If you've got the time, I'd give it a try. It's not more than an hour's train ride from London.
Brighton Restaurant Review
The Palm Court is a nice place right out on the Brighton Pier. We enjoyed a nice batch of fish & chips along with traditional mushy green peas. Read our review here.
This is a town that was put on the maps thanks to it's ancient Roman baths. It's pronounced "bawth" and not bath as in bathroom. Queen Anne started the ball rolling making trips from London to Bath to luxuriate in the spas. The Romans, who built the old baths, knew the town as Aquae Sulis. And while the baths are no longer used (signs warn not to stick your fingers in them because they are contaminated) you can visit them.
Bath Abbey is an imposing structure in the middle of the city and dates back to the late 1400s.
The Bath Tourist Information Centre has a nice web site offering all kinds of information about the town.
Bath may be a small little town but it thrives with local shoppers and visitors alike.
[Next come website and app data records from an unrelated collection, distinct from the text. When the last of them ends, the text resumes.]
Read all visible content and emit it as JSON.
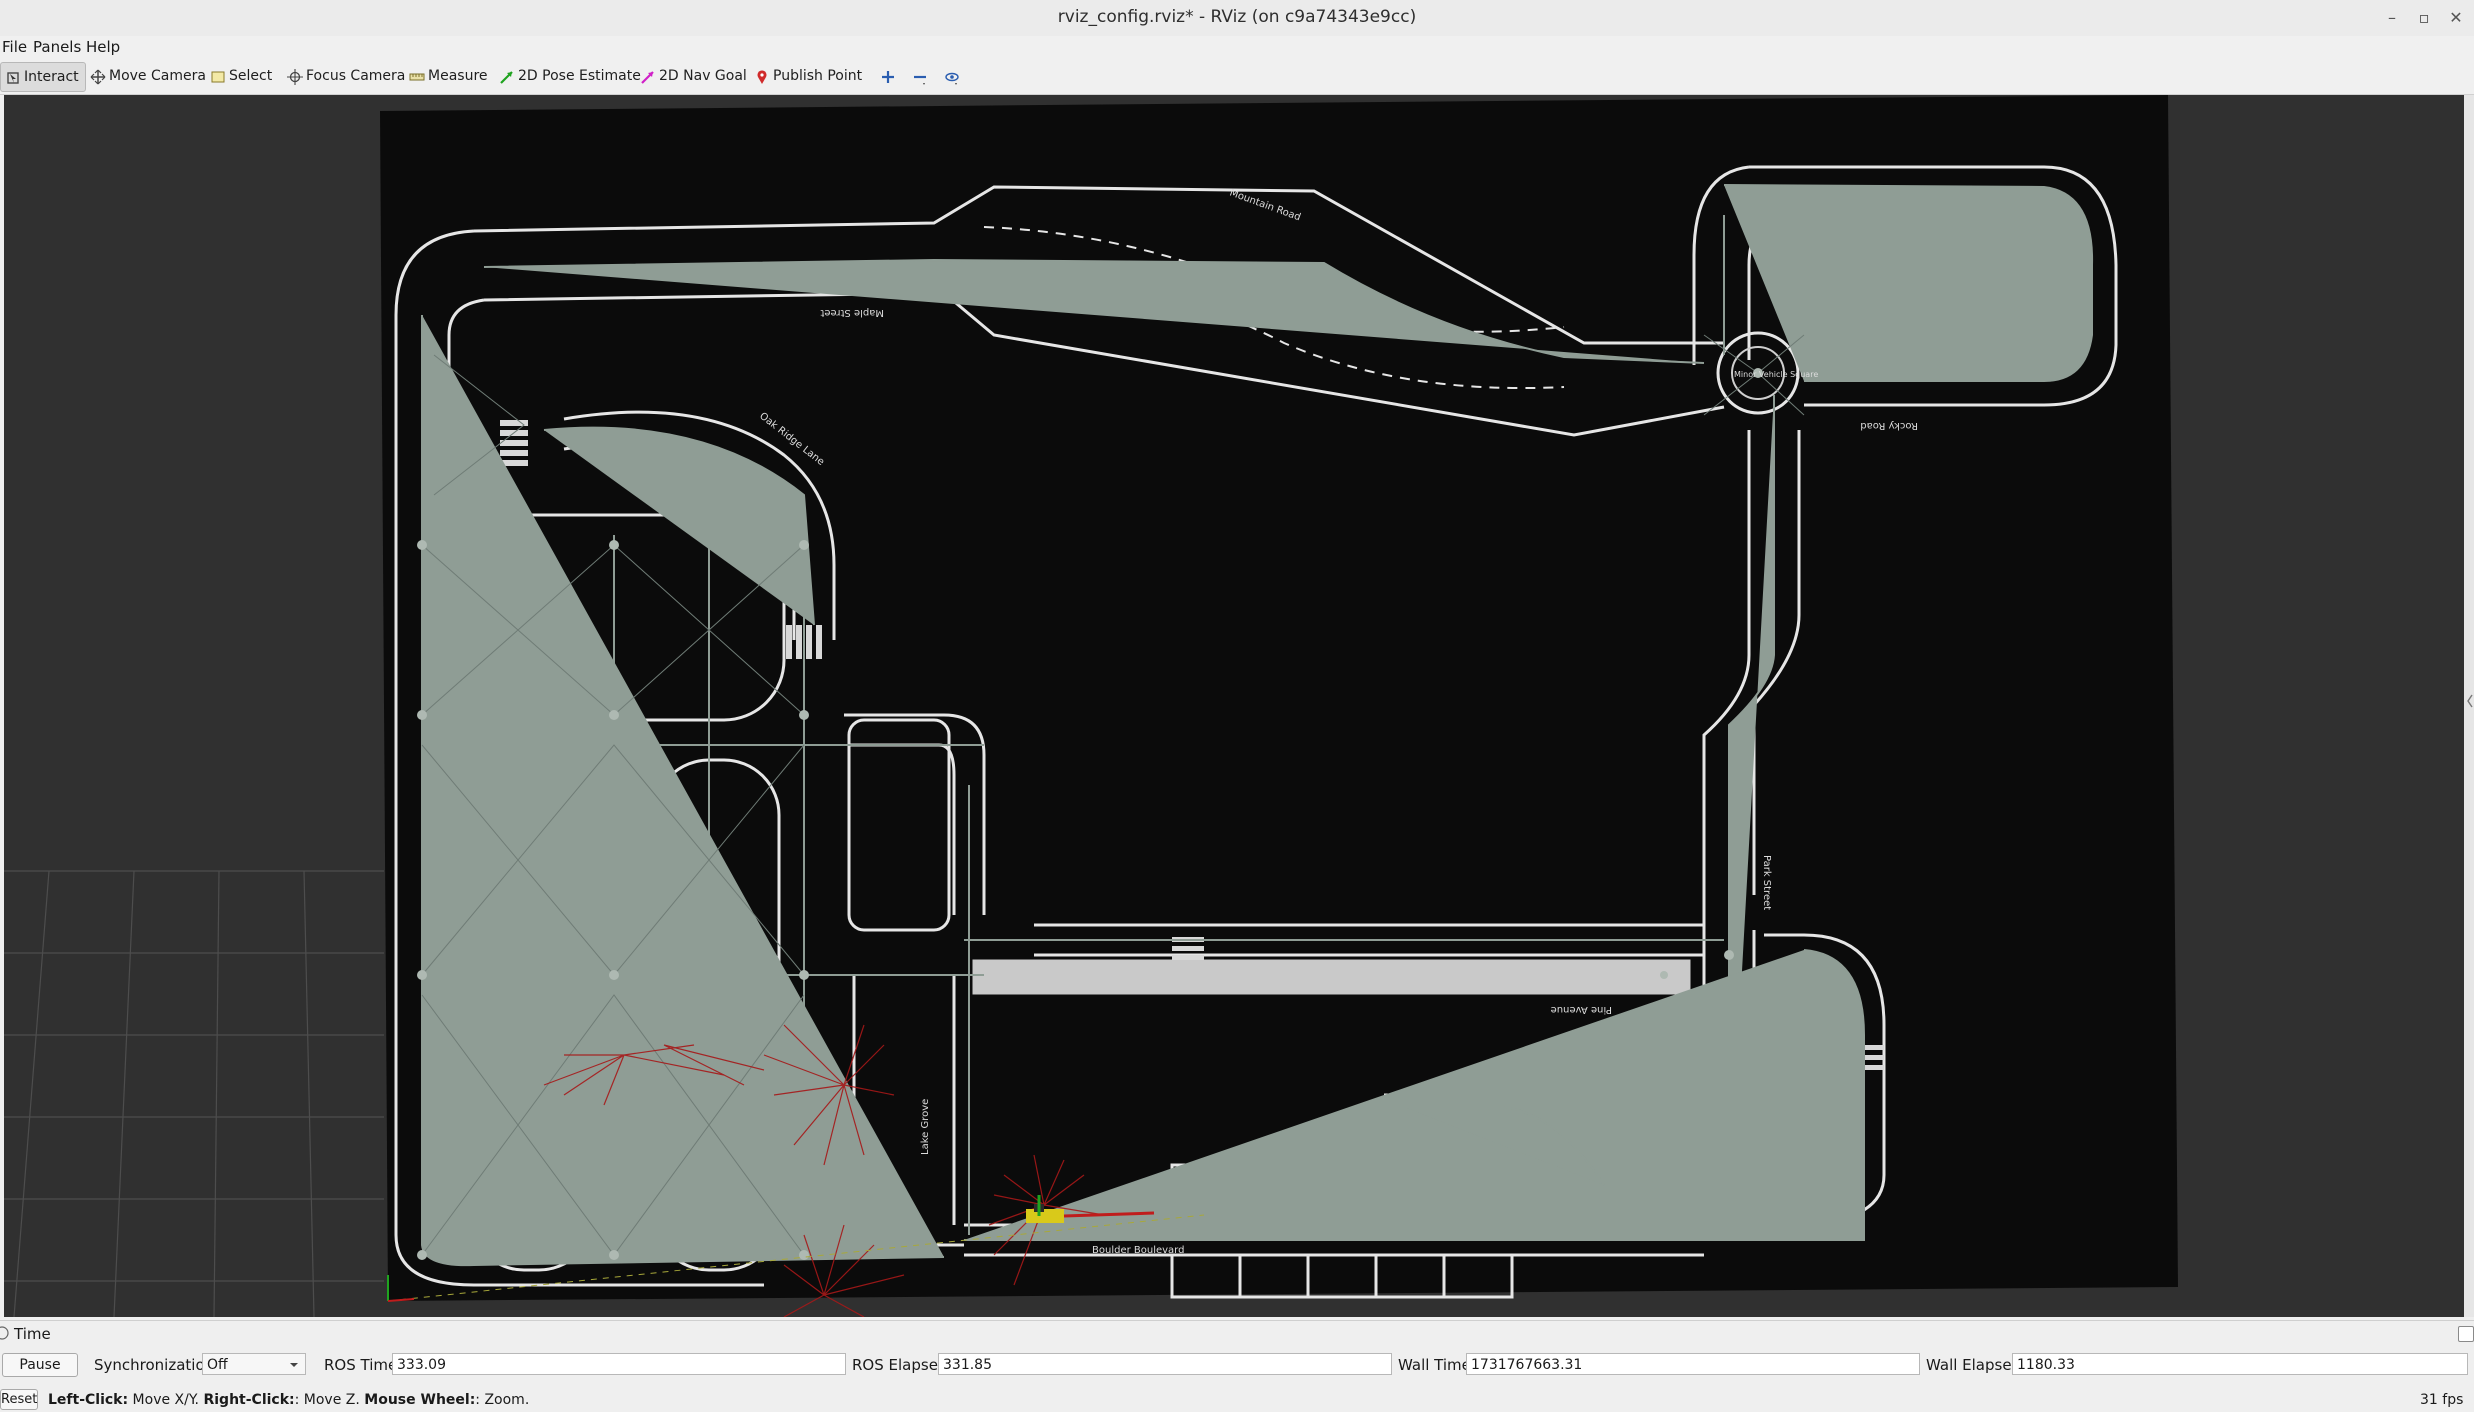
{
  "window": {
    "title": "rviz_config.rviz* - RViz (on c9a74343e9cc)",
    "controls": {
      "minimize": "–",
      "maximize": "▫",
      "close": "✕"
    }
  },
  "menu": {
    "file": "File",
    "panels": "Panels",
    "help": "Help"
  },
  "toolbar": {
    "interact": "Interact",
    "move_camera": "Move Camera",
    "select": "Select",
    "focus_camera": "Focus Camera",
    "measure": "Measure",
    "pose_estimate": "2D Pose Estimate",
    "nav_goal": "2D Nav Goal",
    "publish_point": "Publish Point"
  },
  "map": {
    "labels": [
      "Boulder Boulevard",
      "Lake Grove",
      "Minor Vehicle Square",
      "Mountain Road",
      "Rocky Road",
      "Oak Ridge Lane",
      "Park Street",
      "Pine Avenue",
      "Maple Street"
    ],
    "colors": {
      "background": "#0b0b0b",
      "road": "#e6e6e6",
      "arrows": "#9aa8a0",
      "laser": "#b21a1a",
      "grid": "#4a4a4a"
    }
  },
  "time_panel": {
    "header": "Time",
    "pause_label": "Pause",
    "sync_label": "Synchronization:",
    "sync_value": "Off",
    "ros_time_label": "ROS Time:",
    "ros_time": "333.09",
    "ros_elapsed_label": "ROS Elapsed:",
    "ros_elapsed": "331.85",
    "wall_time_label": "Wall Time:",
    "wall_time": "1731767663.31",
    "wall_elapsed_label": "Wall Elapsed:",
    "wall_elapsed": "1180.33"
  },
  "status": {
    "reset_label": "Reset",
    "left_click": "Left-Click:",
    "left_click_desc": " Move X/Y. ",
    "right_click": "Right-Click:",
    "right_click_desc": ": Move Z. ",
    "mouse_wheel": "Mouse Wheel:",
    "mouse_wheel_desc": ": Zoom.",
    "fps": "31 fps"
  }
}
If you'd like to spend a couple of nights here, there are some nice hotels
Getting there is a piece of cake from London. Just head for Paddington station and it's about a 90 minute train ride through pretty countryside.
Currency is the Pound Sterling (The U.K. is not going with the Euro, at least not at the present time.)Americans will need a Passport. Driving is on the left (and CRAZY). Watch out when you step out onto the sidewalk. In London all the curbs are marked with white paint signs proclaiming “look right” warning us yanks that the cars will be coming from the right instead of the left! You’ll need a passport on this trip.